Assertion processing is the process of answering questions about an individual based on a chosen algorithm using some amount of data.


Be sure to read the High-Level guide's Assertion Processing Section for more information on this topic beforehand.

This page will discuss how to process collections of CaSS Assertions, which will be attached to some CaSS Competencies as well as Identitites.

# Types of Processors

There are currently two types of assertion processors and three co-processors.

Built-in Processors

  1. OptimisticQuadnaryAssertionProcessor
  2. PessimisticQuadnaryAssertionProcessor

The OptimisticQuadnaryAssertionProcessor object answers the question

“Does Learner L have Competency C based on an optimistic view of competence?”

The optimistic view states that if the following framework exists

Basic Arithmetic

  • Addition (narrowing Basic Arithmetic via a relation)
  • Subtraction (narrowing Basic Arithmetic via a relation)
  • Multiplication (narrowing Basic Arithmetic via a relation)
  • Division (narrowing Basic Arithmetic via a relation)

and someone has assertions for Addition, Subtraction, Multiplication, and Division, that they have Basic Arithmetic.

The pessimistic view taken by the PessimisticQuadnaryAssertionProcessor object does not make this assumption, instead believing that Basic Arithmetic could have additional competence that has not been modeled in CaSS.

Both processors are Quadnary Processors.

Quadnary Processor

Can return four answers:

  1. Yes
  2. No
  3. Indeterminate (conflicting evidence)
  4. Unknown (not enough information)

Assertion Processors interpret knowledge encoded in relationships to make additional inferences about frameworks. As an example, if someone has an assertion for Basic Arithmetic, it is assumed they have Addition. Additionally, if they have a negative assertion stating they do not have Addition, that they do not have Basic Arithmetic.

Similarly, if Subtraction requires Addition, and there is a negative assertion about Addition, they cannot have Subtraction. If there is a positive assertion about Subtraction, then it is presumed they have Addition.

Equivalence is also observed.

# Identity, Scope, and Access

The type of assertion processor determines the assumptions that are made in computing some assertion, but scope, identity and access also have factors in making these decisions.

When launching an assertion processor, you should provide all known identities for the individual, all frameworks that your institution observes, and all servers that the individual has records on. Finally, if you do not have access to the necessary records, you may receive results that do not align with reality. The individual, with all their identities, has the best visibility into their competence.

# Running an Assertion Processor

The below code runs the assertion processor with one identity, targeting one competency in one framework,

var ep = new PessimisticQuadnaryAssertionProcessor();

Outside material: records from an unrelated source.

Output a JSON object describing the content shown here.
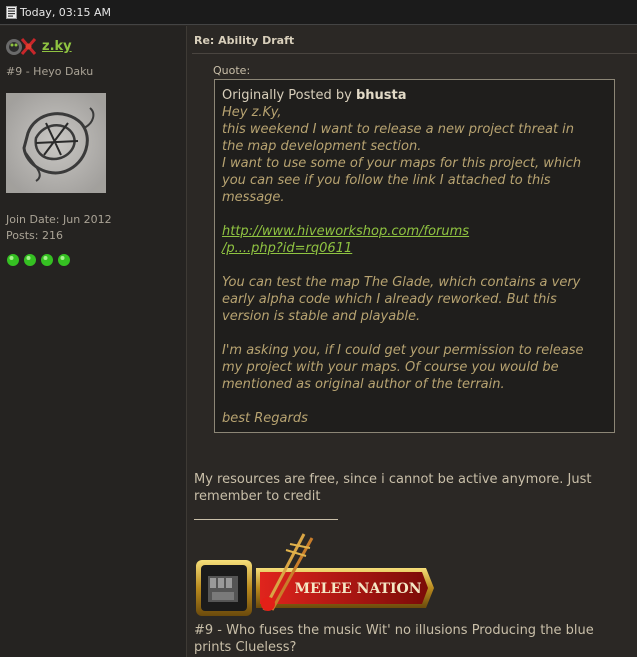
{
  "header": {
    "date": "Today, 03:15 AM",
    "icon": "post-icon"
  },
  "user": {
    "name": "z.ky",
    "title": "#9 - Heyo Daku",
    "join_date": "Join Date: Jun 2012",
    "posts": "Posts: 216",
    "reputation_dots": 4,
    "rep_color": "#35c022"
  },
  "post": {
    "title": "Re: Ability Draft",
    "quote_label": "Quote:",
    "quote": {
      "prefix": "Originally Posted by",
      "author": "bhusta",
      "lines": [
        "Hey z.Ky,",
        "this weekend I want to release a new project threat in",
        "the map development section.",
        "I want to use some of your maps for this project, which",
        "you can see if you follow the link I attached to this",
        "message."
      ],
      "link_line1": "http://www.hiveworkshop.com/forums",
      "link_line2": "/p....php?id=rq0611",
      "para2": [
        "You can test the map The Glade, which contains a very",
        "early alpha code which I already reworked. But this",
        "version is stable and playable."
      ],
      "para3": [
        "I'm asking you, if I could get your permission to release",
        "my project with your maps. Of course you would be",
        "mentioned as original author of the terrain."
      ],
      "closing": "best Regards"
    },
    "reply": [
      "My resources are free, since i cannot be active anymore. Just",
      "remember to credit"
    ],
    "signature": {
      "banner_text": "MELEE NATION",
      "line1": "#9 - Who fuses the music Wit' no illusions Producing the blue",
      "line2": "prints Clueless?"
    }
  }
}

ep.logFunction = function(data) {
var subject = new Array();
var additionalSignatures = null;
    function (success) { console.log(success); },
    function (ask)     { console.log(ask);     },
    function (failure) { console.log(failure); }

# Co-Processors

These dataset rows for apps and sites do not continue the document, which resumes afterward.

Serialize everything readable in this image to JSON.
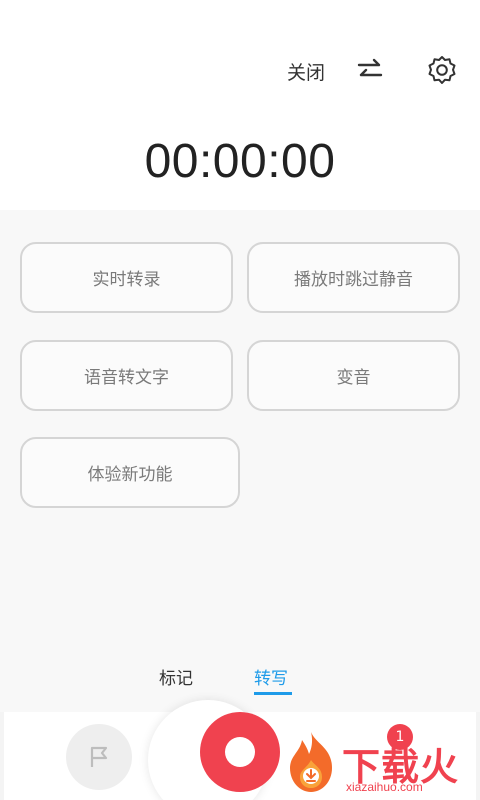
{
  "header": {
    "close_label": "关闭",
    "swap_icon": "swap-icon",
    "settings_icon": "gear-icon"
  },
  "timer": {
    "value": "00:00:00"
  },
  "options": [
    {
      "label": "实时转录"
    },
    {
      "label": "播放时跳过静音"
    },
    {
      "label": "语音转文字"
    },
    {
      "label": "变音"
    },
    {
      "label": "体验新功能"
    }
  ],
  "tabs": {
    "mark_label": "标记",
    "transcribe_label": "转写",
    "active": "转写"
  },
  "bottom_bar": {
    "flag_icon": "flag-icon",
    "record_icon": "record-icon",
    "badge_count": "1"
  },
  "watermark": {
    "logo_text": "下载火",
    "url": "xiazaihuo.com"
  },
  "colors": {
    "accent_blue": "#1e9be9",
    "record_red": "#f0424f"
  }
}
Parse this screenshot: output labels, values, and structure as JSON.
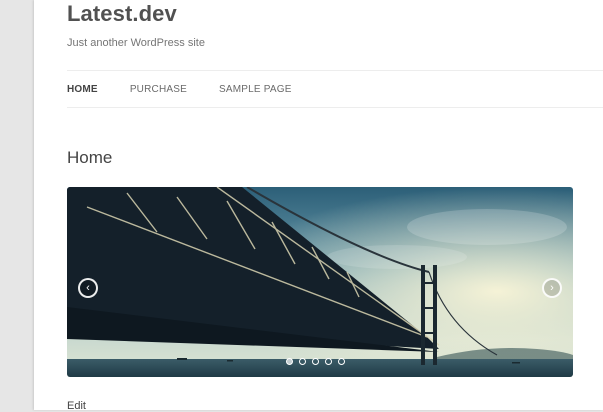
{
  "site": {
    "title": "Latest.dev",
    "description": "Just another WordPress site"
  },
  "nav": {
    "items": [
      {
        "label": "HOME",
        "current": true
      },
      {
        "label": "PURCHASE",
        "current": false
      },
      {
        "label": "SAMPLE PAGE",
        "current": false
      }
    ]
  },
  "page": {
    "title": "Home",
    "edit_label": "Edit"
  },
  "slider": {
    "prev_icon": "chevron-left-icon",
    "next_icon": "chevron-right-icon",
    "slide_count": 5,
    "active_slide": 1
  }
}
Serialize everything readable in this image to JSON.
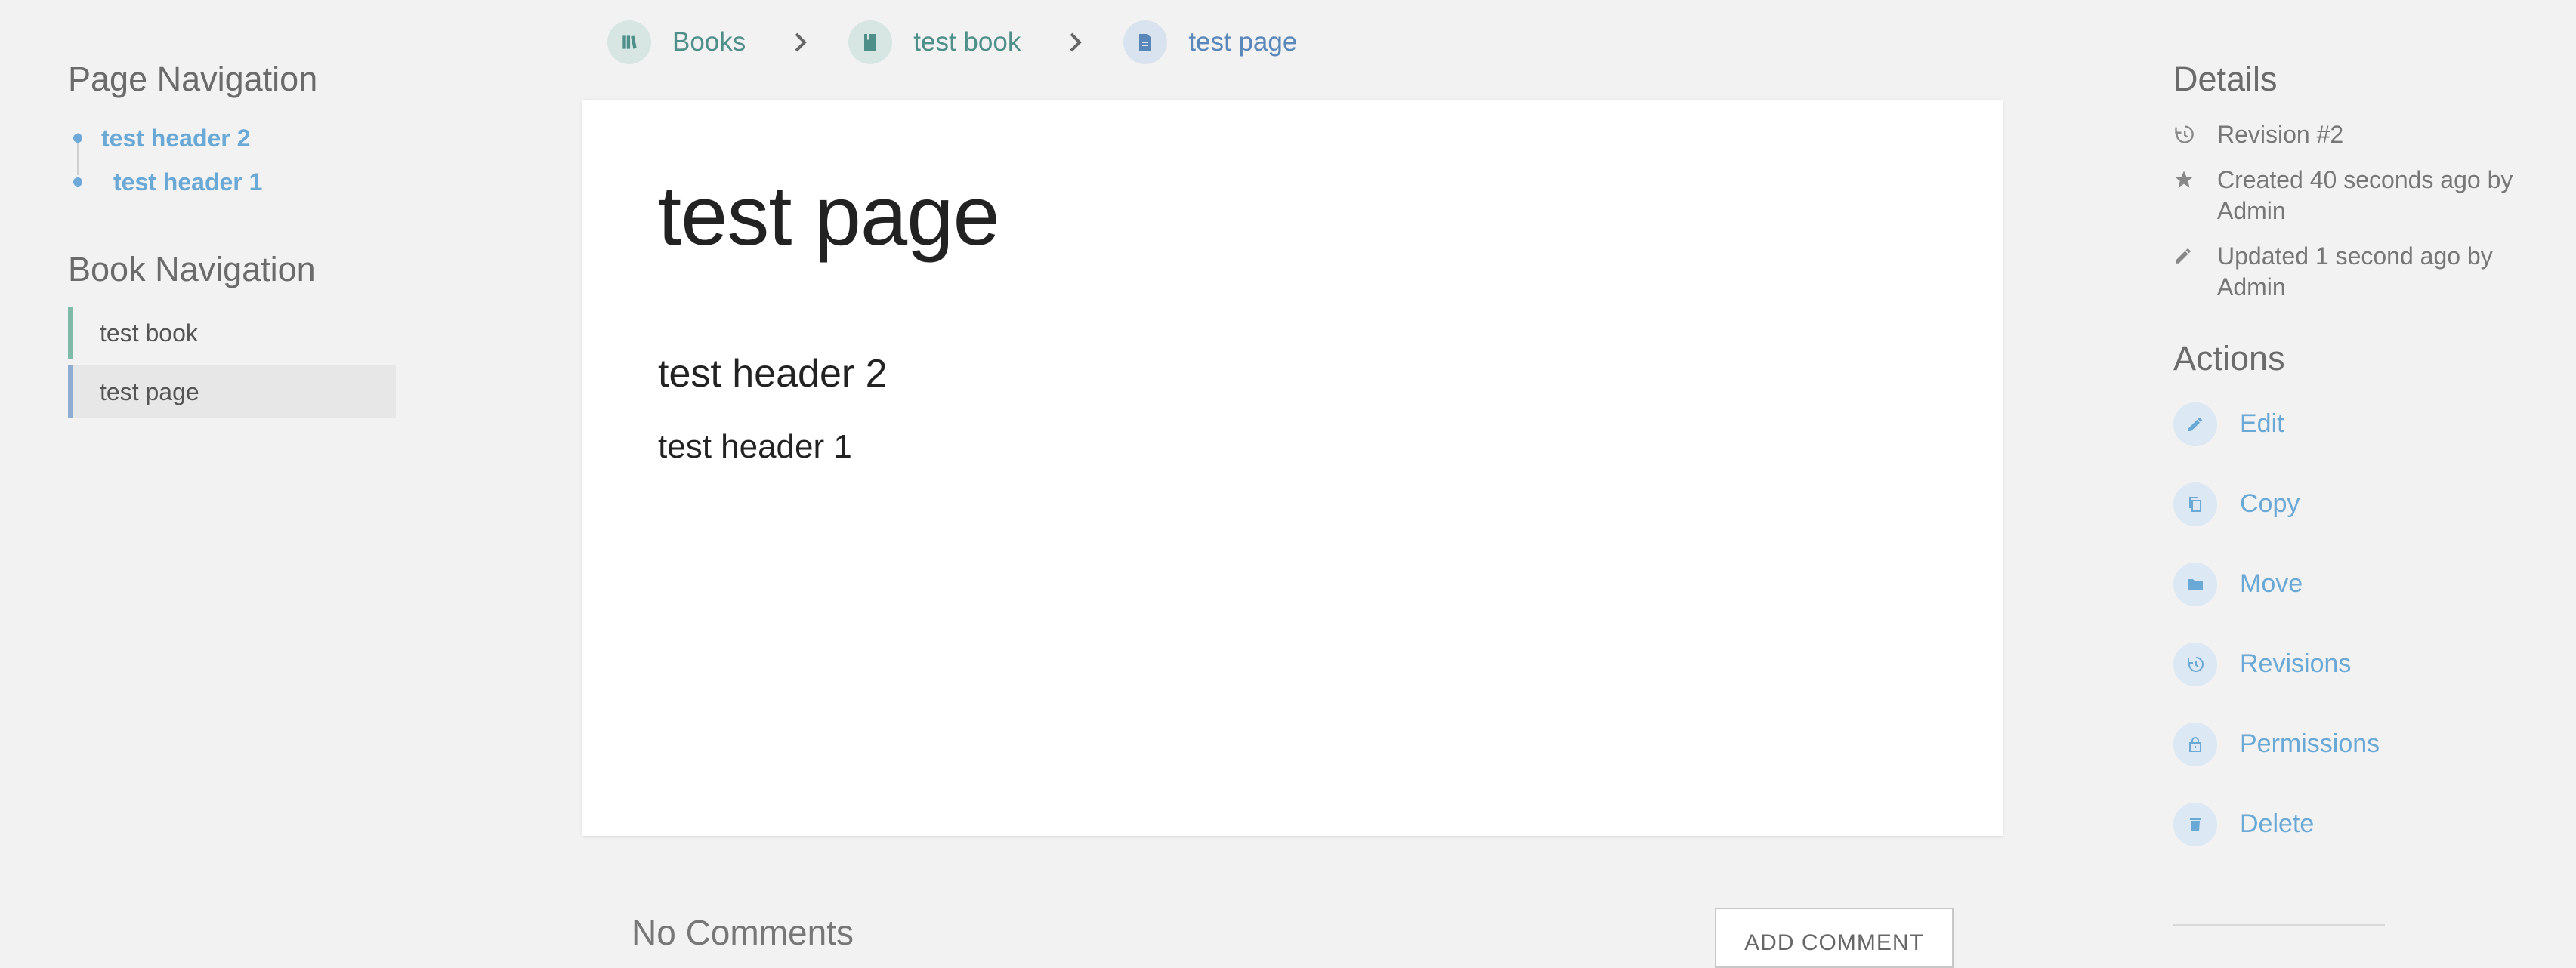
{
  "breadcrumb": {
    "books": "Books",
    "book": "test book",
    "page": "test page"
  },
  "page_navigation": {
    "heading": "Page Navigation",
    "items": [
      {
        "label": "test header 2"
      },
      {
        "label": "test header 1"
      }
    ]
  },
  "book_navigation": {
    "heading": "Book Navigation",
    "items": [
      {
        "label": "test book"
      },
      {
        "label": "test page"
      }
    ]
  },
  "content": {
    "title": "test page",
    "h2": "test header 2",
    "h1": "test header 1"
  },
  "comments": {
    "title": "No Comments",
    "add_label": "ADD COMMENT"
  },
  "details": {
    "heading": "Details",
    "revision": "Revision #2",
    "created": "Created 40 seconds ago by Admin",
    "updated": "Updated 1 second ago by Admin"
  },
  "actions": {
    "heading": "Actions",
    "edit": "Edit",
    "copy": "Copy",
    "move": "Move",
    "revisions": "Revisions",
    "permissions": "Permissions",
    "delete": "Delete"
  },
  "colors": {
    "background": "#f2f2f2",
    "link_blue": "#6aa8d6",
    "book_green": "#4f8f8a",
    "page_blue": "#5a87b9"
  }
}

A Co-Processor is a processor that can be tacked onto an assertion processor to augment its processing capabilities.

One example of this is a co-processor that generates assertions of competence based on certificates that the person has. Another may query a third party system for learner data that is then converted into competency assertions.

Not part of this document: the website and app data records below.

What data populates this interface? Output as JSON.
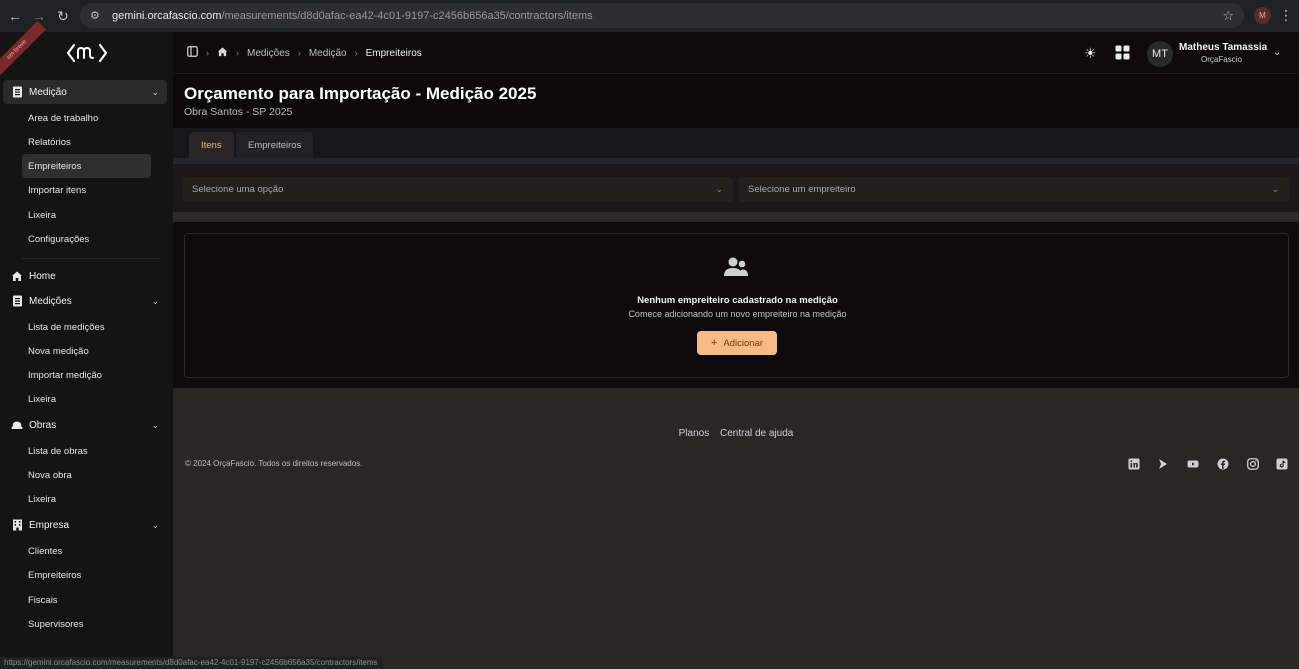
{
  "browser": {
    "url_host": "gemini.orcafascio.com",
    "url_path": "/measurements/d8d0afac-ea42-4c01-9197-c2456b656a35/contractors/items",
    "profile_initial": "M",
    "status_url": "https://gemini.orcafascio.com/measurements/d8d0afac-ea42-4c01-9197-c2456b656a35/contractors/items"
  },
  "sidebar": {
    "ribbon": "em breve",
    "sections": {
      "medicao": {
        "label": "Medição",
        "items": [
          "Area de trabalho",
          "Relatórios",
          "Empreiteiros",
          "Importar itens",
          "Lixeira",
          "Configurações"
        ]
      },
      "home": {
        "label": "Home"
      },
      "medicoes": {
        "label": "Medições",
        "items": [
          "Lista de medições",
          "Nova medição",
          "Importar medição",
          "Lixeira"
        ]
      },
      "obras": {
        "label": "Obras",
        "items": [
          "Lista de obras",
          "Nova obra",
          "Lixeira"
        ]
      },
      "empresa": {
        "label": "Empresa",
        "items": [
          "Clientes",
          "Empreiteiros",
          "Fiscais",
          "Supervisores"
        ]
      }
    }
  },
  "topbar": {
    "breadcrumb": [
      "Medições",
      "Medição",
      "Empreiteiros"
    ],
    "user": {
      "initials": "MT",
      "name": "Matheus Tamassia",
      "org": "OrçaFascio"
    }
  },
  "header": {
    "title": "Orçamento para Importação - Medição 2025",
    "subtitle": "Obra Santos - SP 2025"
  },
  "tabs": [
    {
      "label": "Itens",
      "active": true
    },
    {
      "label": "Empreiteiros",
      "active": false
    }
  ],
  "filters": {
    "option_placeholder": "Selecione uma opção",
    "contractor_placeholder": "Selecione um empreiteiro"
  },
  "empty_state": {
    "title": "Nenhum empreiteiro cadastrado na medição",
    "description": "Comece adicionando um novo empreiteiro na medição",
    "button_label": "Adicionar"
  },
  "footer": {
    "links": [
      "Planos",
      "Central de ajuda"
    ],
    "copyright": "© 2024 OrçaFascio. Todos os direitos reservados.",
    "social_icons": [
      "linkedin-icon",
      "play-icon",
      "youtube-icon",
      "facebook-icon",
      "instagram-icon",
      "tiktok-icon"
    ]
  },
  "colors": {
    "accent": "#f7b985",
    "active_tab_text": "#f2b07a"
  }
}
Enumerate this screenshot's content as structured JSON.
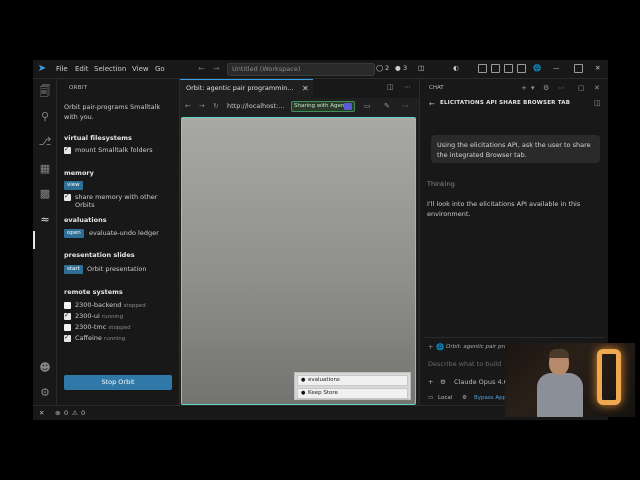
{
  "menu": {
    "file": "File",
    "edit": "Edit",
    "selection": "Selection",
    "view": "View",
    "go": "Go"
  },
  "titlebar": {
    "search_label": "Untitled (Workspace)",
    "badge_a": "2",
    "badge_b": "3"
  },
  "sidebar": {
    "title": "ORBIT",
    "intro": "Orbit pair-programs Smalltalk with you.",
    "sections": {
      "vfs": {
        "heading": "virtual filesystems",
        "mount_label": "mount Smalltalk folders",
        "mount_checked": true
      },
      "memory": {
        "heading": "memory",
        "tag": "view",
        "share_label": "share memory with other Orbits",
        "share_checked": true
      },
      "evaluations": {
        "heading": "evaluations",
        "tag": "open",
        "label": "evaluate-undo ledger"
      },
      "slides": {
        "heading": "presentation slides",
        "tag": "start",
        "label": "Orbit presentation"
      },
      "remote": {
        "heading": "remote systems",
        "items": [
          {
            "name": "2300-backend",
            "state": "stopped",
            "checked": false
          },
          {
            "name": "2300-ui",
            "state": "running",
            "checked": true
          },
          {
            "name": "2300-tmc",
            "state": "stopped",
            "checked": false
          },
          {
            "name": "Caffeine",
            "state": "running",
            "checked": true
          }
        ]
      }
    },
    "stop_button": "Stop Orbit"
  },
  "editor": {
    "tab_label": "Orbit: agentic pair programmin...",
    "url": "http://localhost:...",
    "share_pill": "Sharing with Agent",
    "palette": [
      "evaluations",
      "Keep Store"
    ]
  },
  "chat": {
    "panel_title": "CHAT",
    "header": "ELICITATIONS API SHARE BROWSER TAB",
    "user_message": "Using the elicitations API, ask the user to share the integrated Browser tab.",
    "thinking": "Thinking",
    "assistant_message": "I'll look into the elicitations API available in this environment.",
    "context_label": "Orbit: agentic pair programmi...",
    "input_placeholder": "Describe what to build",
    "model": "Claude Opus 4.6",
    "mode_local": "Local",
    "mode_bypass": "Bypass App..."
  },
  "statusbar": {
    "errors": "0",
    "warnings": "0"
  },
  "colors": {
    "accent": "#3b9fe8",
    "button": "#2f78a8",
    "tag": "#2f6f95",
    "webview_border": "#5dd6c7"
  }
}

Extending the class AssertionCoprocessor can expose this capability.